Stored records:
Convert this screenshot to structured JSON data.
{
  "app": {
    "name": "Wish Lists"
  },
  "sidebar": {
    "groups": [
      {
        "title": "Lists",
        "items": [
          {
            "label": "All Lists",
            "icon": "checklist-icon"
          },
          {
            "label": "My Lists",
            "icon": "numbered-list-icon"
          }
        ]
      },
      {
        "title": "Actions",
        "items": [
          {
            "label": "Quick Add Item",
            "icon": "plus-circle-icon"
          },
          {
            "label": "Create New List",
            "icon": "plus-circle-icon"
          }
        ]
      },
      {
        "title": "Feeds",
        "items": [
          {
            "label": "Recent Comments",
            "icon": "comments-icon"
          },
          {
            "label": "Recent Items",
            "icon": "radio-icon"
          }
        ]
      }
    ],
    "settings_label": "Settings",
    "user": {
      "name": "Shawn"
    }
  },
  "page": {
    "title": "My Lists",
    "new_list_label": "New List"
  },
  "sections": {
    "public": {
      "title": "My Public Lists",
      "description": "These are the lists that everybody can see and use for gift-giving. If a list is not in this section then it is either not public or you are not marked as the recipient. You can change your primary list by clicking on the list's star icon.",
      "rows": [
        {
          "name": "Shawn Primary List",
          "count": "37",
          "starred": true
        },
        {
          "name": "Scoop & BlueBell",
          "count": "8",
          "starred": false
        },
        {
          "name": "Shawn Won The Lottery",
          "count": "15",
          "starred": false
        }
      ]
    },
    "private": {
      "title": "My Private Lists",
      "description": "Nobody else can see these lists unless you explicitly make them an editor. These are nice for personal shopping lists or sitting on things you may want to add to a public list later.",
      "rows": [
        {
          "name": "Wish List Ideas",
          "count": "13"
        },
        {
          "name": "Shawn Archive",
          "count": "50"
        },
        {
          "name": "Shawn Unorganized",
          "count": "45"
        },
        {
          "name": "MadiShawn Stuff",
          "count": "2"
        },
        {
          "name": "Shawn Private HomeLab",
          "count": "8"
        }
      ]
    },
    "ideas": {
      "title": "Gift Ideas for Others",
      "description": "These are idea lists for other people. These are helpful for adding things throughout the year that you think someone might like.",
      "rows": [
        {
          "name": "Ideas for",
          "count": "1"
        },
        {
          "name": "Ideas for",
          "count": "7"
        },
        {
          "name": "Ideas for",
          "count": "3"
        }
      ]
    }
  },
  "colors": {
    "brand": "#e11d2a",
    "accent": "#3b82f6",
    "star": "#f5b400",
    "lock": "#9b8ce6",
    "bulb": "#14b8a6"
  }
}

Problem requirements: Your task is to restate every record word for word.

Solution to the problem:
Convert this screenshot to structured JSON data.
{
  "app": {
    "name": "Wish Lists"
  },
  "sidebar": {
    "groups": [
      {
        "title": "Lists",
        "items": [
          {
            "label": "All Lists",
            "icon": "checklist-icon"
          },
          {
            "label": "My Lists",
            "icon": "numbered-list-icon"
          }
        ]
      },
      {
        "title": "Actions",
        "items": [
          {
            "label": "Quick Add Item",
            "icon": "plus-circle-icon"
          },
          {
            "label": "Create New List",
            "icon": "plus-circle-icon"
          }
        ]
      },
      {
        "title": "Feeds",
        "items": [
          {
            "label": "Recent Comments",
            "icon": "comments-icon"
          },
          {
            "label": "Recent Items",
            "icon": "radio-icon"
          }
        ]
      }
    ],
    "settings_label": "Settings",
    "user": {
      "name": "Shawn"
    }
  },
  "page": {
    "title": "My Lists",
    "new_list_label": "New List"
  },
  "sections": {
    "public": {
      "title": "My Public Lists",
      "description": "These are the lists that everybody can see and use for gift-giving. If a list is not in this section then it is either not public or you are not marked as the recipient. You can change your primary list by clicking on the list's star icon.",
      "rows": [
        {
          "name": "Shawn Primary List",
          "count": "37",
          "starred": true
        },
        {
          "name": "Scoop & BlueBell",
          "count": "8",
          "starred": false
        },
        {
          "name": "Shawn Won The Lottery",
          "count": "15",
          "starred": false
        }
      ]
    },
    "private": {
      "title": "My Private Lists",
      "description": "Nobody else can see these lists unless you explicitly make them an editor. These are nice for personal shopping lists or sitting on things you may want to add to a public list later.",
      "rows": [
        {
          "name": "Wish List Ideas",
          "count": "13"
        },
        {
          "name": "Shawn Archive",
          "count": "50"
        },
        {
          "name": "Shawn Unorganized",
          "count": "45"
        },
        {
          "name": "MadiShawn Stuff",
          "count": "2"
        },
        {
          "name": "Shawn Private HomeLab",
          "count": "8"
        }
      ]
    },
    "ideas": {
      "title": "Gift Ideas for Others",
      "description": "These are idea lists for other people. These are helpful for adding things throughout the year that you think someone might like.",
      "rows": [
        {
          "name": "Ideas for",
          "count": "1"
        },
        {
          "name": "Ideas for",
          "count": "7"
        },
        {
          "name": "Ideas for",
          "count": "3"
        }
      ]
    }
  },
  "colors": {
    "brand": "#e11d2a",
    "accent": "#3b82f6",
    "star": "#f5b400",
    "lock": "#9b8ce6",
    "bulb": "#14b8a6"
  }
}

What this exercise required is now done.